Waterway managers meet communities on environmental watering regionally, although other program partners also play a role.

In each region of Victoria, community engagement on environmental watering happens when environmental watering objectives and priorities are scoped (long term and annually), when delivering environmental water, and when reporting on environmental watering results.

In the Goulburn Broken region communities are involved in decisions about the Goulburn River and wetlands, Broken River and wetlands and the Murray River and wetlands. This happens through formal advisory groups: Environmental Water Advisory Groups focusing on rivers, a wetland advisory group and the Barmah Millewa Operations Advisory Group.

Who is engaged and how

Recreational users

Through formal advisory groups, recreational users provide local advice and raise opportunities for 'shared benefits' including whether the timing of environmental watering may align with key recreational events such as cod and duck opening. Recreational users are informed of environmental water deliveries and provide data that assists with reporting on the outcomes of environmental watering.

Goulburn-Murray Water directly engages with recreational user groups that use Goulburn-Murray Water water storages for recreation through planned consultations and meetings to discuss storage levels and potential impacts of environmental water releases from storages.

Environment groups

Through formal advisory groups, environment groups provide local knowledge, land management advice and advocate for the environment. They are also informed of environmental water deliveries and provide data that assists with reporting on the
outcomes of environmental watering.

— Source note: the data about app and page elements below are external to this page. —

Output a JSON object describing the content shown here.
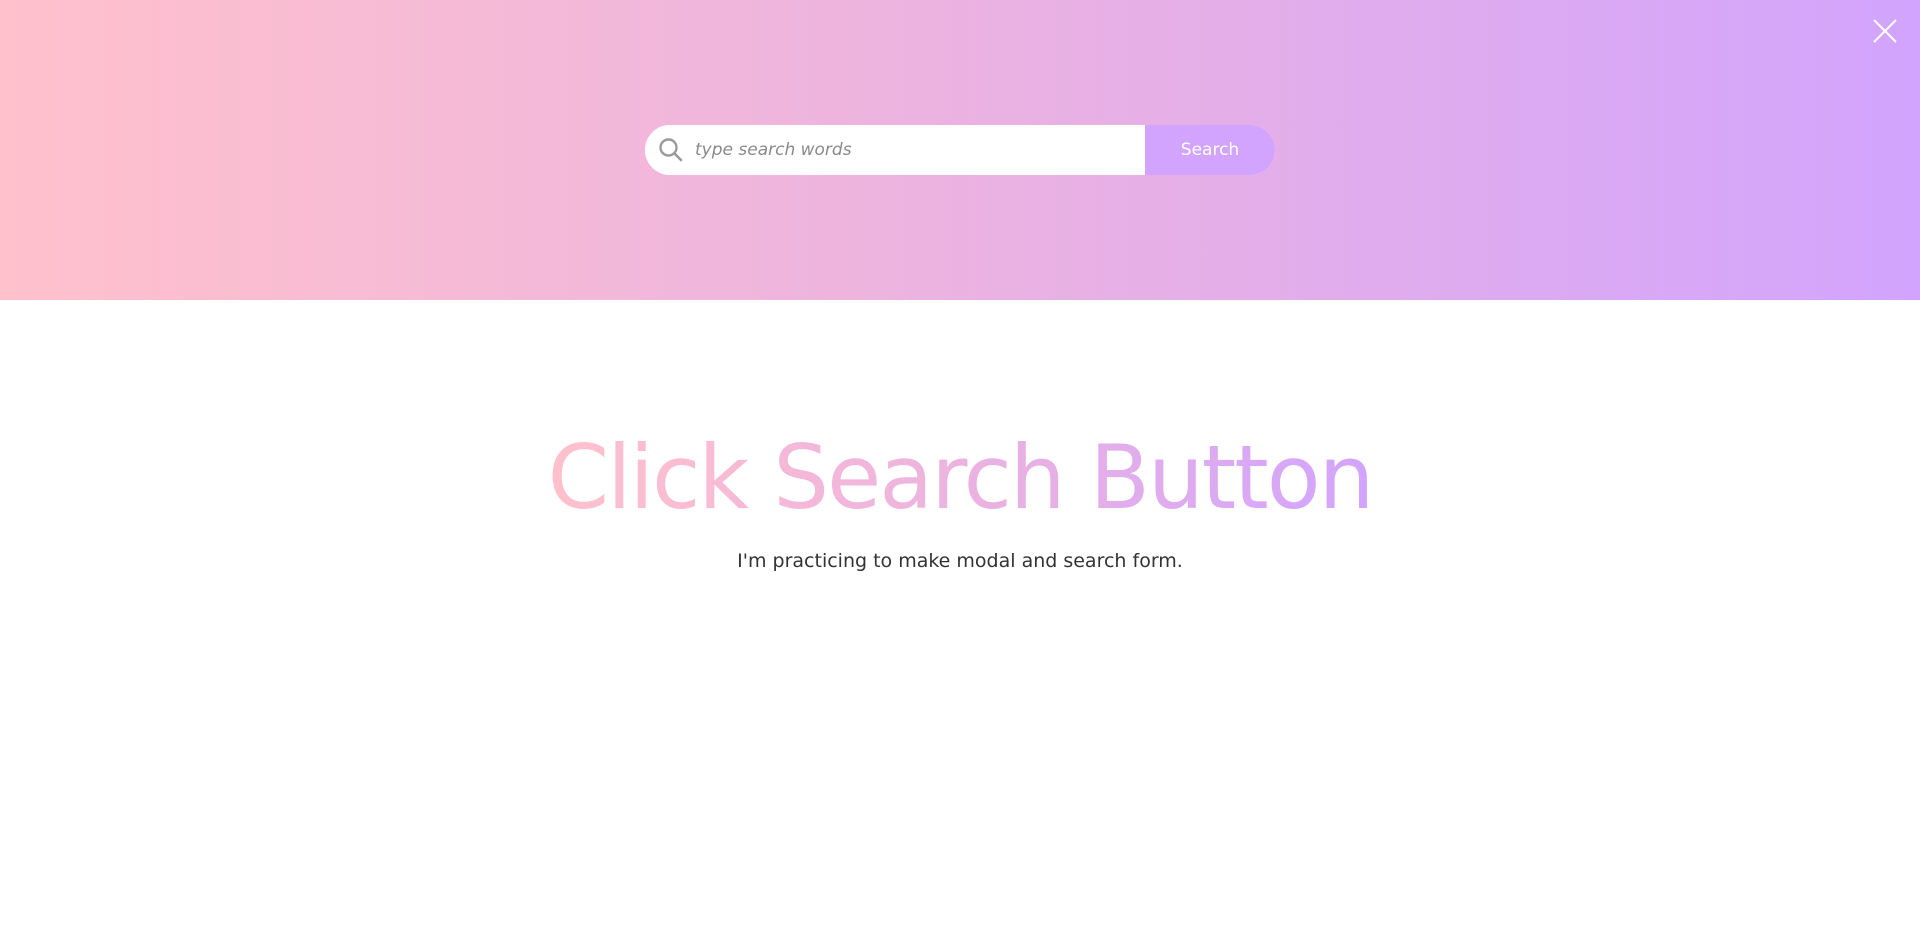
{
  "modal": {
    "close_label": "close",
    "search": {
      "placeholder": "type search words",
      "value": "",
      "button_label": "Search"
    },
    "gradient_start": "#ffc1cc",
    "gradient_end": "#d2a4fd"
  },
  "hero": {
    "title": "Click Search Button",
    "subtitle": "I'm practicing to make modal and search form."
  },
  "icons": {
    "search": "search-icon",
    "close": "close-icon"
  }
}
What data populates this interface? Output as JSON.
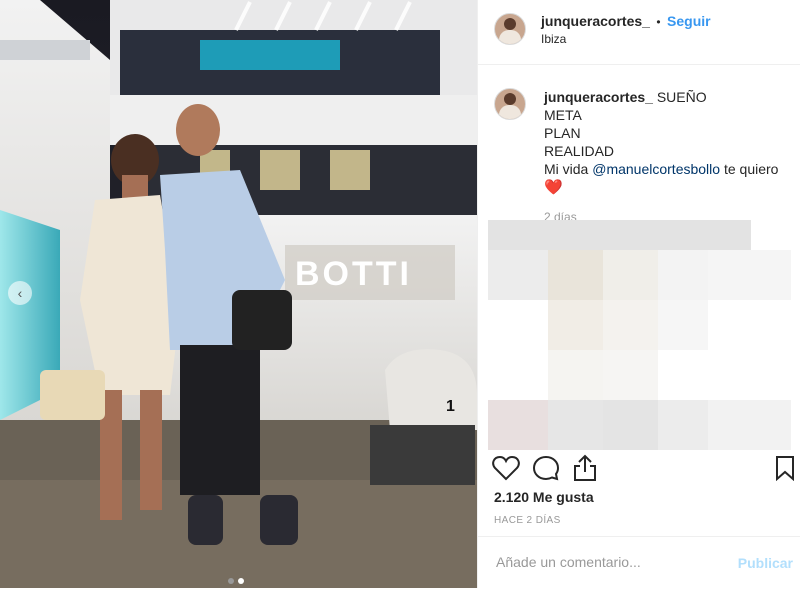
{
  "post": {
    "username": "junqueracortes_",
    "separator": "•",
    "follow_label": "Seguir",
    "location": "Ibiza",
    "boat_name": "BOTTI",
    "bollard_number": "1"
  },
  "caption": {
    "username": "junqueracortes_",
    "line1": "SUEÑO",
    "line2": "META",
    "line3": "PLAN",
    "line4": "REALIDAD",
    "line5_prefix": "Mi vida ",
    "mention": "@manuelcortesbollo",
    "line5_suffix": " te quiero",
    "emoji": "❤️",
    "time": "2 días"
  },
  "actions": {
    "like_icon": "heart-outline-icon",
    "comment_icon": "comment-icon",
    "share_icon": "share-icon",
    "save_icon": "bookmark-icon"
  },
  "likes_text": "2.120 Me gusta",
  "time_ago": "HACE 2 DÍAS",
  "comment": {
    "placeholder": "Añade un comentario...",
    "publish_label": "Publicar"
  },
  "carousel": {
    "prev_label": "‹",
    "active_dot_color": "#ffffff",
    "inactive_dot_color": "#999999"
  },
  "colors": {
    "link": "#3897f0",
    "mention": "#003569",
    "muted": "#999999"
  }
}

Landholders/farmers

Through formal advisory groups, farmers and landholders (who often own land with river frontages) provide local knowledge and land management advice. They are also informed of environmental water deliveries and provide data that assists with reporting on the outcomes of environmental watering.

Traditional Owners

Through the Goulburn Broken Catchment Management Authority Indigenous Facilitator, the Yorta Yorta Nation (responsible for managing some land and reserves in the region) is given the opportunity to provide input to seasonal watering proposals through annual briefings with the Catchment Management Authority.

There are Yorta Yorta representatives from the Goulburn Broken region who are members of the Murray Lower Darling Rivers Indigenous Nations. The Victorian Environmental Water Holder, the Commonwealth Environmental Water Holder and the Murray Darling Basin Authority engage Murray Lower Darling Rivers Indigenous Nations on strategic (often longer term) issues related to environmental watering.

Councils

Through the wetland advisory group (due to their role as land managers for some wetlands), Councils provide local advice.
They also support local advertising during water delivery and share data for reporting.

Goulburn-Murray Water consults with the Greater Shepparton City Council and the Moira Shire Council regularly on water management, including on environmental water management.

General public

The Goulburn Broken Catchment Management Authority communicates through their website, media releases, advertisements in local papers, a column in Country News, in the Goulburn Broken Catchment Management Authority bi-monthly newsletter, social media, radio, community forums and partnered research.